In response to the COVID-19 pandemic, states across the country have issued emergency declarations or disaster proclamations. It is important to track the expiration of a state’s emergency declaration to ensure appropriate compliance with various legal requirements. READ MORE

Be on the lookout for frequent changes being made to the CARES Act Provider Relief Fund FAQs

Nicole Jobe June 11, 2020
U.S. capitol dome

The Department of Health and Human Services has updated its FAQs regarding the Provider Relief Fund contained in the CARES Act. It is important to monitor these changes because HHS has changed its position on certain issues and such changes could impact a provider’s ability to retain the funds. READ MORE

10 potential benefits for physicians under the CARES Act

Nicole Jobe April 15, 2020
U.S. Capital building at dusk

The CARES Act, signed into law on March 27, 2020, provides emergency assistance and health care response for individuals, families and businesses affected by the 2020 coronavirus pandemic.

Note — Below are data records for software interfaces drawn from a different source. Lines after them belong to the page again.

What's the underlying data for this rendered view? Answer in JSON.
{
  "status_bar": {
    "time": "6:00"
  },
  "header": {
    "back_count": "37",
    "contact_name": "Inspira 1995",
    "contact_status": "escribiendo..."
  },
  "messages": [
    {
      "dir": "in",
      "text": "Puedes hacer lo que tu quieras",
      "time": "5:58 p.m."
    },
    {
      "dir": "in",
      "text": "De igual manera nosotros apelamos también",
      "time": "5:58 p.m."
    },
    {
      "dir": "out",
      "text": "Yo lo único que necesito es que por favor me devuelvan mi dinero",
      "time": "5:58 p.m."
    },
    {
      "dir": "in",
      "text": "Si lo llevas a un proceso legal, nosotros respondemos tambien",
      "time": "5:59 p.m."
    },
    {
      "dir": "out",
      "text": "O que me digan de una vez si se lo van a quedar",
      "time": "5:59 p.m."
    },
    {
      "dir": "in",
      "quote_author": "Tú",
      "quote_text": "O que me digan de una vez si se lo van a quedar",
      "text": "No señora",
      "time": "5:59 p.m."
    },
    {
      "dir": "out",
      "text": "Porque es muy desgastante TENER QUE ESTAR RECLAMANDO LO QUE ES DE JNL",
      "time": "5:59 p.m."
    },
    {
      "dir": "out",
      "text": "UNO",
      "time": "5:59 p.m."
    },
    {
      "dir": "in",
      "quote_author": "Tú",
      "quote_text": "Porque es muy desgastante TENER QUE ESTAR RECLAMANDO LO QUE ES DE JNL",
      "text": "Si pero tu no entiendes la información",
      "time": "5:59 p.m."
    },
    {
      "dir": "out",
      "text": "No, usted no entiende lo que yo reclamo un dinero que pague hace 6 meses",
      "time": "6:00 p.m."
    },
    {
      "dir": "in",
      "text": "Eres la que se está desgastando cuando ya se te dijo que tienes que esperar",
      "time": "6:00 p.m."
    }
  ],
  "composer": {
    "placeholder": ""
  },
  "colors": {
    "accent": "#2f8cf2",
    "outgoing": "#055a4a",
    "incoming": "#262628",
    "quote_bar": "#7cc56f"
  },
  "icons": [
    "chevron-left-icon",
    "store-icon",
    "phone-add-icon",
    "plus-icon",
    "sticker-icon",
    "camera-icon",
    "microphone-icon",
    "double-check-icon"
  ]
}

The CARES Act includes several provisions that could provide relief to physicians as a result of the pandemic. READ MORE

Blog Browse: Federal agencies announce expedited antitrust procedures for COVID-19 public health efforts

Nicole Williams April 2, 2020
health-mask-gloves-650x510

On March 24, 2020, the Federal Trade Commission and the U.S. Department of Justice Antitrust Division — the two federal agencies responsible for enforcement of federal antitrust laws — issued a joint statement recognizing that dealing with the COVID-19 crisis will require “unprecedented cooperation…among private businesses.” The joint statement details procedures and guidance aimed at collaborations of businesses working to protect the health and safety of Americans during the COVID-19 pandemic. READ MORE

Follow Up: Impact of Families First Coronavirus Response Act – Who is considered a “health care provider” or “emergency responder”?

Jim Fogle Lauren Pair April 2, 2020
A pyramid of blocks featuring health care icons

Previously, we discussed the impact of the Families First Coronavirus Response Act on medical practices and health care providers. Specifically, the Act allows medical practices and other health care entities to exclude any employees who are “health care providers” or “emergency responders” from the new emergency provisions. In follow-up guidance, the Department of Labor recently clarified the definition of “health care provider.” READ MORE

Impact of Families First Coronavirus Response Act: Focus on medical practices and other health care providers

Jim Fogle March 27, 2020
Illustration of magnifying glass examining documents

The Families First Coronavirus Response Act establishes new emergency medical and sick leave benefit requirements for employers with 500 or less employees. However, health care entities have the right to exclude their some of their employees, with certain stipulations. READ MORE

Blog Browse: Coronavirus legislation may impact your paid leave and FMLA obligations

medical-doc-pen_000006111484-650x510

The Families First Coronavirus Response Act we first reported on earlier this week has now passed the Senate after technical corrections by the House of Representatives and has been sent to the President for signature. This bill creates several significant paid leave requirements for employers. Even employers not usually covered by the Family and Medical Leave Act (FMLA) may be required to offer FMLA leave and paid sick time for employees who must miss work for coronavirus-related reasons. READ MORE